* **WHAT NEEDS TO BE DONE**
Using the listing below, report all lines holding the word "device".

═══

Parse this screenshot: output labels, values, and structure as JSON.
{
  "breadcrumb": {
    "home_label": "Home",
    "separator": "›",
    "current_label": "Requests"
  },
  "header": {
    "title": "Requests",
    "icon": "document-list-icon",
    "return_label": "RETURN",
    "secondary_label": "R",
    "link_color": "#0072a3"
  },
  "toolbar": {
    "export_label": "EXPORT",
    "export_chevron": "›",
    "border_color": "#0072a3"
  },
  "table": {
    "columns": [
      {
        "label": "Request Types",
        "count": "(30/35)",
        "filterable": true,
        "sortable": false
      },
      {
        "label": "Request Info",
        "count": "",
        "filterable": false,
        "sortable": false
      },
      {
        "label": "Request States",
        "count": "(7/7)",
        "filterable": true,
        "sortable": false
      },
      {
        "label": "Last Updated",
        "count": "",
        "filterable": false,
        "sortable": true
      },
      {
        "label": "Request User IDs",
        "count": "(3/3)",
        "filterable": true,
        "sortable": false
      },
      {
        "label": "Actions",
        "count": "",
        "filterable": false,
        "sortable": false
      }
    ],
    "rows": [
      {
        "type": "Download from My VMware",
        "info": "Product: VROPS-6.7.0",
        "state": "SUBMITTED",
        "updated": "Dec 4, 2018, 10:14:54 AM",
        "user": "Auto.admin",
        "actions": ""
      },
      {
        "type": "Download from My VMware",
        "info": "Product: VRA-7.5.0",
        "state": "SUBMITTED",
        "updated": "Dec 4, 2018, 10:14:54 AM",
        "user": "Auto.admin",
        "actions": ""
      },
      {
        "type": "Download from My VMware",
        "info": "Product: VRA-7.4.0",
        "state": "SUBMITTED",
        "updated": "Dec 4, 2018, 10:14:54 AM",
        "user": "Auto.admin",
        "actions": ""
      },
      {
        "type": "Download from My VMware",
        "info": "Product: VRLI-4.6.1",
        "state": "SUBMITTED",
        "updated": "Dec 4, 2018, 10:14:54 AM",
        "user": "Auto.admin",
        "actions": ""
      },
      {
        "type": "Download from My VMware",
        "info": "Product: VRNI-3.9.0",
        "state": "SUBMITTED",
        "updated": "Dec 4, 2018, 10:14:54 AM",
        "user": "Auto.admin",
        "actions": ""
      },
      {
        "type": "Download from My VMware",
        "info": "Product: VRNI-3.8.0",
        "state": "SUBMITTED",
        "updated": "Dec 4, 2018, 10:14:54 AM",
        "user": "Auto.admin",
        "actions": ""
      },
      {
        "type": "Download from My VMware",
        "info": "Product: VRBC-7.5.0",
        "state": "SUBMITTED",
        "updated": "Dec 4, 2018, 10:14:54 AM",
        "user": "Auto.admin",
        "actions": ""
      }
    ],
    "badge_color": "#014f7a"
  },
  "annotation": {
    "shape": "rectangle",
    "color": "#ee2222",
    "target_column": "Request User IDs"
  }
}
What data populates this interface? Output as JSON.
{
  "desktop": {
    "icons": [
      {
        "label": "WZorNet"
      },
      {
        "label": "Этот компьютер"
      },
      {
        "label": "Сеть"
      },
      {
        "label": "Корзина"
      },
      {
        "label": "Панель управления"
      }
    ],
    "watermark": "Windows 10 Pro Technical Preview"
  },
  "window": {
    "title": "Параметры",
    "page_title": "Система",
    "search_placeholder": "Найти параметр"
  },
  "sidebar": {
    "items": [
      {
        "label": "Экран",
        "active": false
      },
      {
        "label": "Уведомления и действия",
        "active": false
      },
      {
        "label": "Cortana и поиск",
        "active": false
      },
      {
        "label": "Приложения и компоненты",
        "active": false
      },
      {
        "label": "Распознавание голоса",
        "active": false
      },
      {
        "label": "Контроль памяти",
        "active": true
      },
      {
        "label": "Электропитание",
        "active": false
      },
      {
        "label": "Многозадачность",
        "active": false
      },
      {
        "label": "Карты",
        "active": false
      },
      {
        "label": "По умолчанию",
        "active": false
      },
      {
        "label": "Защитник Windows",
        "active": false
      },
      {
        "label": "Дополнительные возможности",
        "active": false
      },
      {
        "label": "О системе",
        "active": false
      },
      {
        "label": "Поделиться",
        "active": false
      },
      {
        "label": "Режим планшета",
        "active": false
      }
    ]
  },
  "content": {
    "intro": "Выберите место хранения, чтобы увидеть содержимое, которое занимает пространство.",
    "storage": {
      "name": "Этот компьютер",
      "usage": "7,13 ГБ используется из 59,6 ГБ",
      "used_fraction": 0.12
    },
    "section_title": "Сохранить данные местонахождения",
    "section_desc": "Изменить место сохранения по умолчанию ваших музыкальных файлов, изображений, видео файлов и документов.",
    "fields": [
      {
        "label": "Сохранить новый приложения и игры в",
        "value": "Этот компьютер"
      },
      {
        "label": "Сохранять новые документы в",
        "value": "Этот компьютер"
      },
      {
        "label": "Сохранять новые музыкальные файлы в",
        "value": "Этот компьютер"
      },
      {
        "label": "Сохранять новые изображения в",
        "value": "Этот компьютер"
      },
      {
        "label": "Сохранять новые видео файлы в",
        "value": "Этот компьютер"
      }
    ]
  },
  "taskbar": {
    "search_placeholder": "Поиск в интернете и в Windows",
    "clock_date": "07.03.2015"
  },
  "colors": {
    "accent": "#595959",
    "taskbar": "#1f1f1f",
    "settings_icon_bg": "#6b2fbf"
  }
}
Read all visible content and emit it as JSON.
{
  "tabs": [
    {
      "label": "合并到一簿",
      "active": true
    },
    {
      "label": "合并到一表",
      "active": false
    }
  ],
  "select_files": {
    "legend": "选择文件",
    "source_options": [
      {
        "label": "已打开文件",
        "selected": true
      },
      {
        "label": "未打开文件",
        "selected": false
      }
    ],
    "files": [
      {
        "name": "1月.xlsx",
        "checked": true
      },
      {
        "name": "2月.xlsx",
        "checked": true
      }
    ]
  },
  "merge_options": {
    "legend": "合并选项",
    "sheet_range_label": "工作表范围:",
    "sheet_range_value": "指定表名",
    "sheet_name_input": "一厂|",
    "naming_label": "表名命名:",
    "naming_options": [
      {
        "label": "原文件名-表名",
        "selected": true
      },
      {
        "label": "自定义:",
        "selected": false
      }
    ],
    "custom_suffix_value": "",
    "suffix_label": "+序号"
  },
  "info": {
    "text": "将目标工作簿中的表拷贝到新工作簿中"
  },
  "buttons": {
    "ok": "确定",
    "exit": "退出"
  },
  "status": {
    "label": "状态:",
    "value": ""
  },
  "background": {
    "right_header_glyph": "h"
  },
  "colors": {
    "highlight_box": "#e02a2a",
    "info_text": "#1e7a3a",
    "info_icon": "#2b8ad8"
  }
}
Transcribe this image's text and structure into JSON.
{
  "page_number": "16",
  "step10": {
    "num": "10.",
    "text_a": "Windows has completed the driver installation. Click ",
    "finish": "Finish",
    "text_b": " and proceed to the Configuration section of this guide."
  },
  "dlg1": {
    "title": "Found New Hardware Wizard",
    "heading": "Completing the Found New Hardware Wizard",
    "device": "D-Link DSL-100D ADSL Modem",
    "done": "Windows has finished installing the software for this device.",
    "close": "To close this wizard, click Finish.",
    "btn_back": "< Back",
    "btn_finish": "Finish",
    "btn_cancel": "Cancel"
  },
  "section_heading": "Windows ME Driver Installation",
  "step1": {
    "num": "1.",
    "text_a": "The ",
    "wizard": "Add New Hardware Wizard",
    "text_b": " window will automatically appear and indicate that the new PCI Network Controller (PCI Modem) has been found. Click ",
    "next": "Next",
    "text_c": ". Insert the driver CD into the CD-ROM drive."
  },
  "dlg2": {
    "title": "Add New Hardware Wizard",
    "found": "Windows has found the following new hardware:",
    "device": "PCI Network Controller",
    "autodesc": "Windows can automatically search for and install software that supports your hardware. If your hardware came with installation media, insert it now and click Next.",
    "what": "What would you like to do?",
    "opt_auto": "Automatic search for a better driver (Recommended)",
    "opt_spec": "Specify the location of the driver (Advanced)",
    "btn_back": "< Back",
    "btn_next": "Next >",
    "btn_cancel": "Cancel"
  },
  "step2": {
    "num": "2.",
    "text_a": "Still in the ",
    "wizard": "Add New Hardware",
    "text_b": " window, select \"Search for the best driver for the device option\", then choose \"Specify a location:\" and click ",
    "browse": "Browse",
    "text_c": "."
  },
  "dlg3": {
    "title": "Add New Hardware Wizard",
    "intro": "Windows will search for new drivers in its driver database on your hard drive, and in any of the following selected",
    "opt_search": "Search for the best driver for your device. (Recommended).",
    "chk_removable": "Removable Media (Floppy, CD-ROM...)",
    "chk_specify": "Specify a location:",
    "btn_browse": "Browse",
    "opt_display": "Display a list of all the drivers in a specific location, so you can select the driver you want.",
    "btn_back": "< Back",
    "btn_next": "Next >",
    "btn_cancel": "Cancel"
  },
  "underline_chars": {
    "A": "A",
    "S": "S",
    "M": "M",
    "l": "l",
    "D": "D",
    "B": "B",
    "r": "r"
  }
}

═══

* **ANSWER AREA**
    "device": "D-Link DSL-100D ADSL Modem",
    "done": "Windows has finished installing the software for this device.",
    "device": "PCI Network Controller",
    "text_b": " window, select \"Search for the best driver for the device option\", then choose \"Specify a location:\" and click ",
    "opt_search": "Search for the best driver for your device. (Recommended).",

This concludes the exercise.